Future File: New Year’s

The saga of Donald Trump defeating Hilary Clinton in the U.S. election wins the award for Commodity Story of the Year. Although President-elect Trump’s policies, cabinet appointments, and doctrine have yet to be finalized, we can predict potential massive changes which will impact commodity production, consumption, imports, exports, and the financial markets. These changes may delight or frighten investors, farmers, business owners, and speculators.

On the domestic side, his energy and environmental policies should have wide-ranging impacts on gas and oil markets.
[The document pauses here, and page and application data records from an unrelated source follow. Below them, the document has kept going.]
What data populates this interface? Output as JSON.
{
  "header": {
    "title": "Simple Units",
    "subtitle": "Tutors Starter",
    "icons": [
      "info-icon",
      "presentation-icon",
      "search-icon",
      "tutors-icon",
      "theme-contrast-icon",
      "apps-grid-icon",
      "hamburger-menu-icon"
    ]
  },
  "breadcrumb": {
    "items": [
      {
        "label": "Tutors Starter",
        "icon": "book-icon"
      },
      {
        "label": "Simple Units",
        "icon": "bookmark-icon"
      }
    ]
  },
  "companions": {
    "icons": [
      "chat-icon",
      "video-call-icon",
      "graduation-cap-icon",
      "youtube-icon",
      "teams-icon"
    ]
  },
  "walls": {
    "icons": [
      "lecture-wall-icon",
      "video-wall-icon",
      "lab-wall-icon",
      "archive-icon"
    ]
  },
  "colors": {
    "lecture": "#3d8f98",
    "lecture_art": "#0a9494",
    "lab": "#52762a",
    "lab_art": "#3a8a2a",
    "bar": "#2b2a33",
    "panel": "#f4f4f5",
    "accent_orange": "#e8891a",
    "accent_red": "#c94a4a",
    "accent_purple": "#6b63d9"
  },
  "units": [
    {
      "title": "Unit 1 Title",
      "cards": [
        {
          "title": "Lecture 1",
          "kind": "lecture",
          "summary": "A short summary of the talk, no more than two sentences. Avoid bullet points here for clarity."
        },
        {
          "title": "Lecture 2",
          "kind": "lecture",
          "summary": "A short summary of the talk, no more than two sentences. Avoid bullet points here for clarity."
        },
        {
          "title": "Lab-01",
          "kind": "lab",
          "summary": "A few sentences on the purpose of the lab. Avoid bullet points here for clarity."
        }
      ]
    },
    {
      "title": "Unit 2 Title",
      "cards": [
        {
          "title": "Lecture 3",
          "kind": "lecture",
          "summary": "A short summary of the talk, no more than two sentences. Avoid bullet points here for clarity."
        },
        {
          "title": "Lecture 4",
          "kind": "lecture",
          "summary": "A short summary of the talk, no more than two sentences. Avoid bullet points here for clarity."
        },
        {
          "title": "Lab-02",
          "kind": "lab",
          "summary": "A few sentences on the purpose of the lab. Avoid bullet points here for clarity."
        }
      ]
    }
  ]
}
It is expected that he will ease regulations on the production of natural gas and crude oil and its products, while diminishing the role of ethanol and biodiesel, which could hurt the corn and soybean markets that have become dependent on biofuel demand.

His promise to stimulate manufacturing and infrastructure could increase demand for base metals such as steel, zinc, and copper.

On the international front, Trump’s attitude toward trade could have immediate impact on agricultural prices, petroleum, and currency valuations as the U.S. adjusts its relationships with major international players like the EU, China, Russia, and Mexico.


Futures Break All Records

Election-related uncertainty, rising interest rates, and volatile international events from Brexit to OPEC cutting oil output led to a record-breaking year for futures trading. During the year, the price of oil doubled, stock market futures rebounded to all-time highs, and agricultural products mostly declined as a result of oversupply. These moves led a record number of people to trade futures contracts as a way to mitigate financial risks, such as volatile stock indices or falling crop prices.

Open interest, the number of outstanding contracts traded by investors, hit an all-time high during December, peaking at 120.7 million.

This rising activity has been taking place almost exclusively on computers as the famous and flamboyant “trading pits” in Chicago and New York lose participants.

On December 30th, the CME Group will officially close the last of the remaining old-fashioned pits in New York, fully turning to electronic trading, which was born in Chicago in 1987. Precious market information that was once held in the hands of a few privileged “locals” is now delivered in moments to market participants world-wide by a simple click of the mouse.